Jean Shinoda Bolen

 

At every previous conference, women came from all over the world, talked and bonded, learned from each other and formed a network of friendship and political alliances on behalf of women. Since Beijing, we have the Internet as a means of communication and connection. It gives us the power at our fingertips to move ideas and funds, to mobilize and organize and make a difference. (Page 124)

Women were galvanized by Jean’s call for grassroots action to keep the idea of a 5th Women’s Conference alive at the UN. We grew as an organic coalition representing diverse women’s organizations: Millionth Circle, Gather the Women, Circle Connections, Peace X Peace, International Public Policy Institute, Pathways to Peace, Women’s Intercultural Network, Women’s World Summit Foundation, Women of Spirit and Faith, and many more. At the beginning, many of us were new to the United Nations’ organization and protocols; we were mentored by more experienced women and seasoned by our early UN experiences.

We come each year to CSW as a collaborative community wearing blue buttons proclaiming ‘5WCW,’ handing out flyers and organizing workshops on the topic. We come carrying the simple yet profound commitment to seeding women’s circles with a sacred center at the UN. And we come with curiosity to learn from one another and our global sisters.

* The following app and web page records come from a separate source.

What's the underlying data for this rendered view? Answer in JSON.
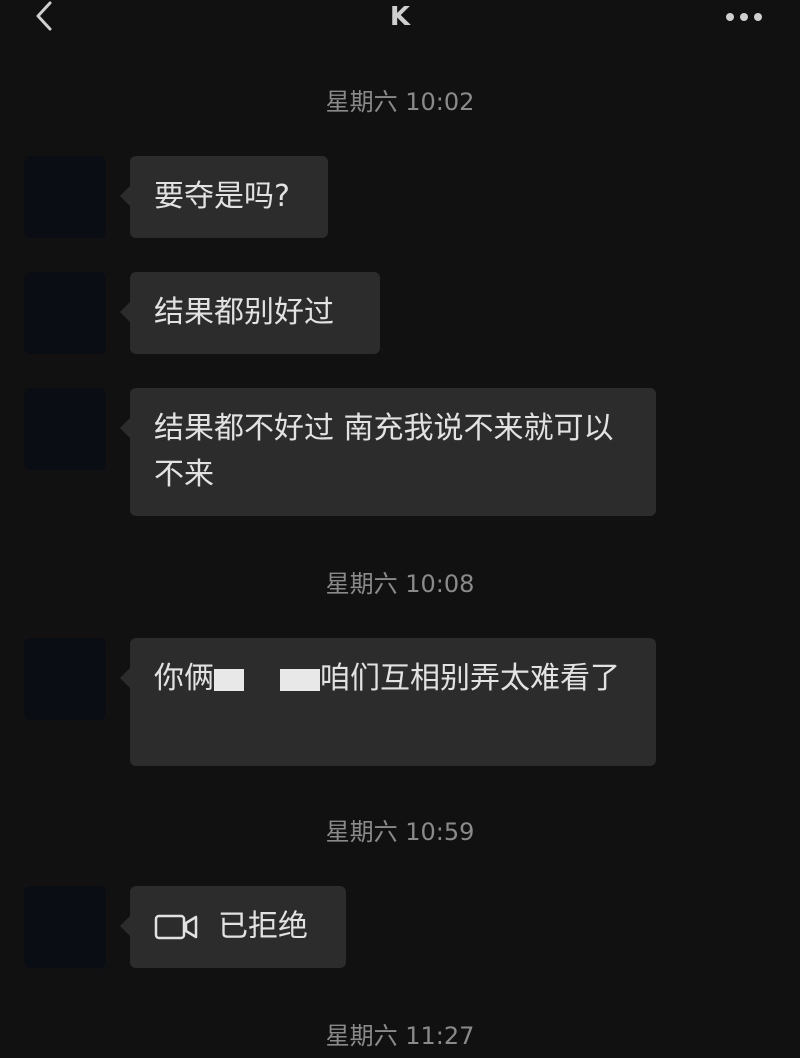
{
  "header": {
    "title": "K"
  },
  "timestamps": {
    "t1": "星期六 10:02",
    "t2": "星期六 10:08",
    "t3": "星期六 10:59",
    "t4": "星期六 11:27"
  },
  "messages": [
    {
      "text": "要夺是吗?"
    },
    {
      "text": "结果都别好过"
    },
    {
      "text": "结果都不好过 南充我说不来就可以不来"
    },
    {
      "text_before": "你俩",
      "text_after": "咱们互相别弄太难看了"
    },
    {
      "call_status": "已拒绝",
      "icon": "video-call-icon"
    }
  ],
  "colors": {
    "background": "#111111",
    "bubble": "#2c2c2c",
    "text": "#e2e2e2",
    "timestamp": "#8a8a8a"
  }
}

For several years, I have attended CSW as a representative of Women of Spirit and Faith. As WSF anchored parallel events on women’s spiritual leadership, we discovered a hunger for this spiritual conversation at the United Nations. Our workshop this year attracted more than 80 women (at 8:30 am). They participated actively in the dialogue and expressed their gratitude for the opportunity. We also collaborated with a cluster of sister organizations to broadcast this Global Call to Prayer:

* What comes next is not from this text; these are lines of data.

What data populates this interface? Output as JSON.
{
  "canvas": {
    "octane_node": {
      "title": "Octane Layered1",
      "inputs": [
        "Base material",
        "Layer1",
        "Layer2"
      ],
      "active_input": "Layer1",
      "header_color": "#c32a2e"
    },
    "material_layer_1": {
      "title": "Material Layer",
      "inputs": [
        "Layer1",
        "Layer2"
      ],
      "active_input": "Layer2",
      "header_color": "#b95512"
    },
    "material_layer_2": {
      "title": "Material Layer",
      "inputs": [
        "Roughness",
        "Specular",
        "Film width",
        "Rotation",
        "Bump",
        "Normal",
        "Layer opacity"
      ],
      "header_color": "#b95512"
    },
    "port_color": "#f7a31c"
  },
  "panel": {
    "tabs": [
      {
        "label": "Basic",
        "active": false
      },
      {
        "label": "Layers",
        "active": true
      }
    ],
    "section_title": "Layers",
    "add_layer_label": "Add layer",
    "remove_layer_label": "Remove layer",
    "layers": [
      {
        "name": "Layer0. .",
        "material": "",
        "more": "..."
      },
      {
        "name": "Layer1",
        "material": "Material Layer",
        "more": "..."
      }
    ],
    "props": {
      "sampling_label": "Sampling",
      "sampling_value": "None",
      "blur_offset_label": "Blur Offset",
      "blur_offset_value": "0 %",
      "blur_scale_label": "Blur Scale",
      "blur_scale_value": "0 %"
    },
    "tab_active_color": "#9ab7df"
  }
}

On the eve of the opening of the 56th Session of the UN-Commission on the Status of Women, women of all spiritual traditions are invited to join in prayer and silence for the good of all – wherever they are and at any time that day. Women of all spiritual traditions are invited to join in prayer and silence, to hold in their hearts the hopes of those who come to the CSW: for homes and a world without violence and fear, where there will be good food, air and water, education and medical care, for women’s empowerment and gender equality, for consciousness, voice and choice, for circles with a sacred center to support the wisdom and courage of women in them, and for there to be a UN 5th World Conference on Women. 

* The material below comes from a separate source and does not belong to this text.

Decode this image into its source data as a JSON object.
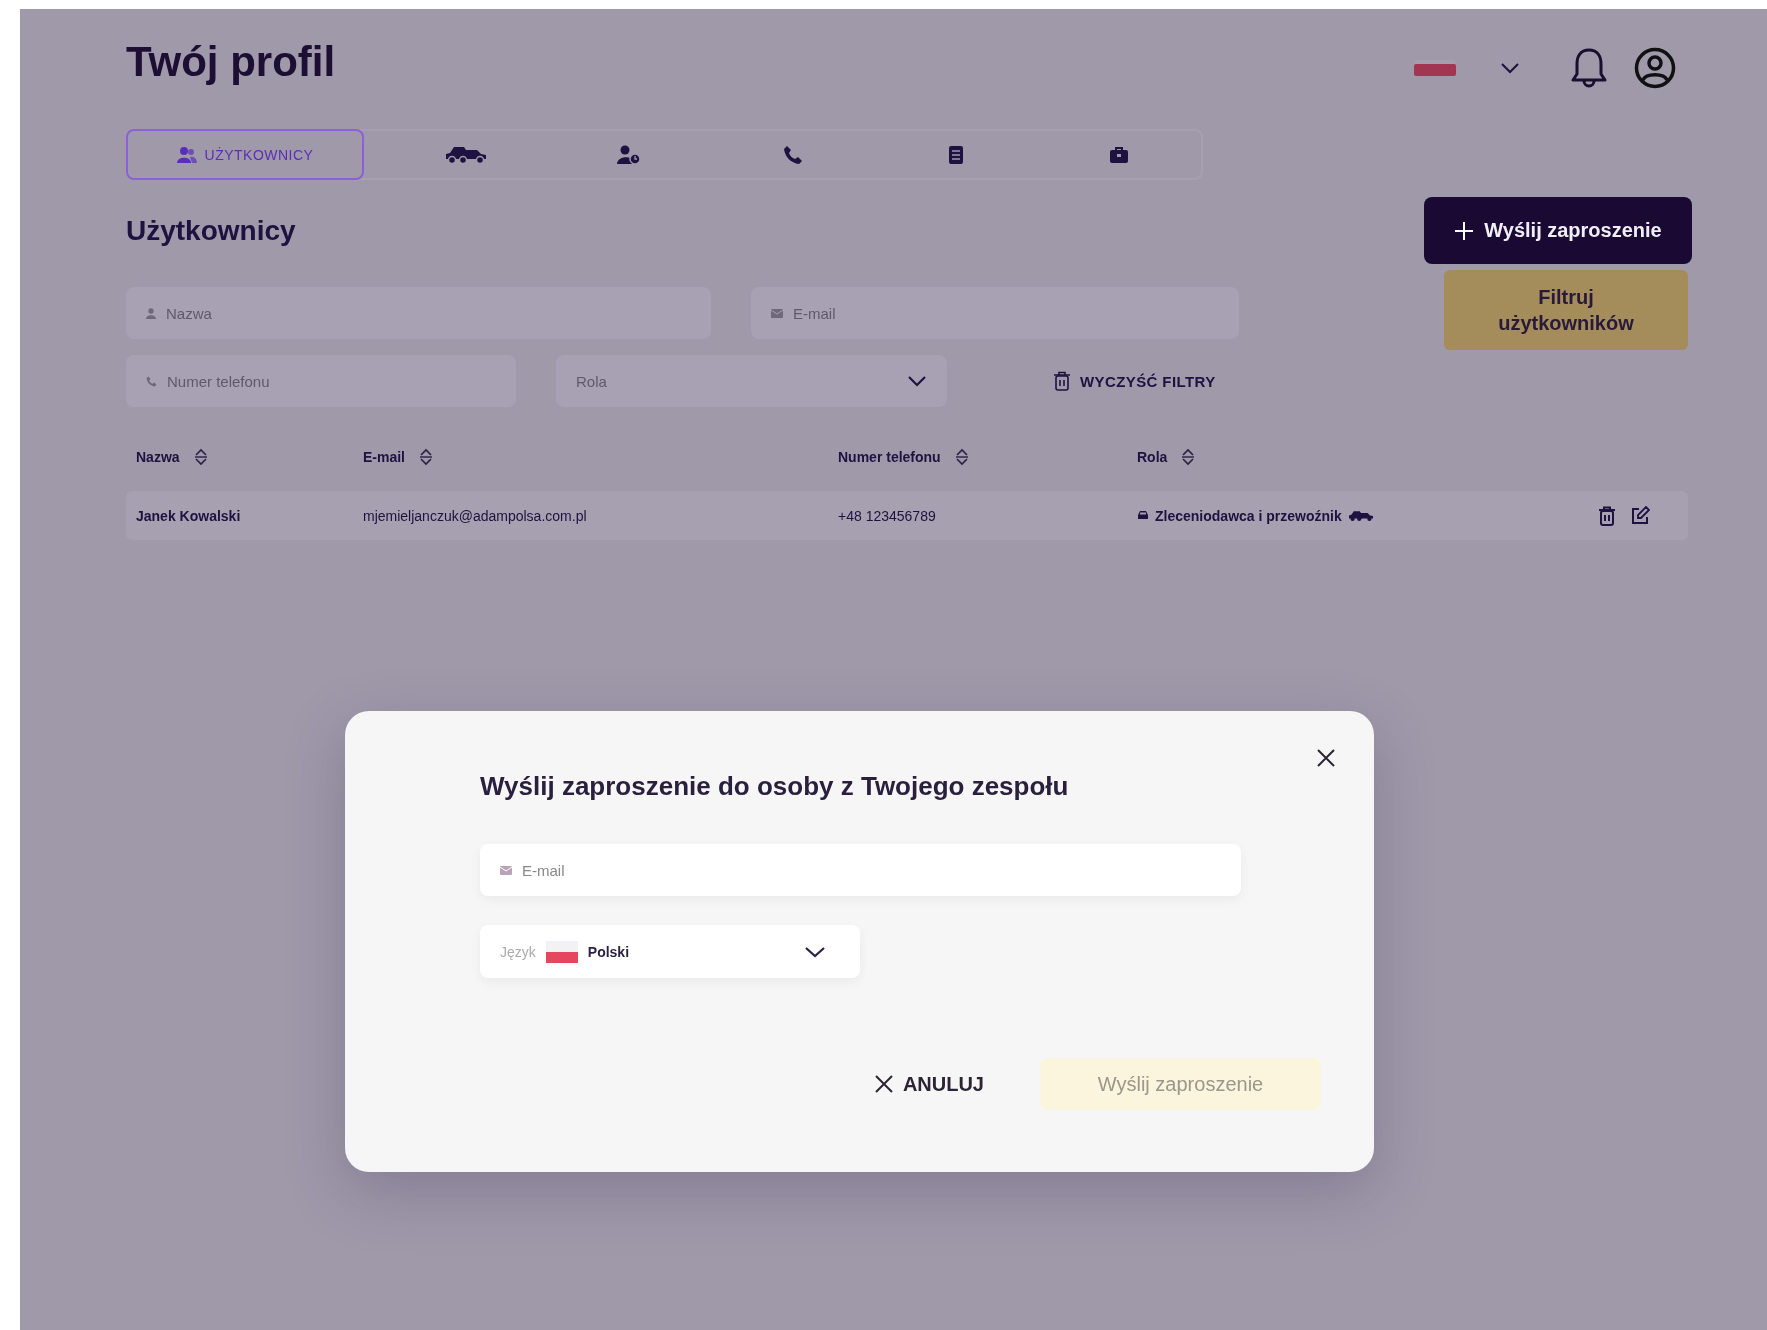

Now a second Call to Prayer in support of a UN 5th World Conference on Women is scheduled for Sunday, April 22, Earth Day, which you are invited to join.  

In recent years, we’ve celebrated successes together. In July 2010, the UN launched UN Women as a consolidated agency to promote gender equality and women’s empowerment. On March 8, 2012, the UN made the following announcement: “On International Women’s Day, the President of the UN General Assembly, H.E. Mr. Nassir Abdulaziz Al-Nasser and the Secretary-General of the United Nations H.E. Mr. Ban Ki-moon jointly proposed the convening of a United Nations Fifth World Conference on Women in 2015, twenty years after the last women’s summit in Beijing.” 

There is much work to be done before a UN 5th World Conference on Women becomes a reality, and many women, thankfully, are already actively engaged. Some will work through the official channels of UN Women, the United Nations General Assembly, and its member nations. Others will contribute through creative grassroots activism. Still others will contribute the ‘subtle activism’ of prayer, meditation, silence, and seeding circles with a sacred center. It will take all of us working together.

Reflecting on my experiences at CSW, what lingers in my heart are the authentic stories of so many diverse women. Some stories describe the subjugation and suffering of women and girls; the most compelling stories affirm women as courageous, collaborative and effective leaders on behalf of a better world. This is the message that lingers long after I return from CSW: women’s wisdom is a precious resource in these troubled times.

2018-09-23T09:45:26+00:00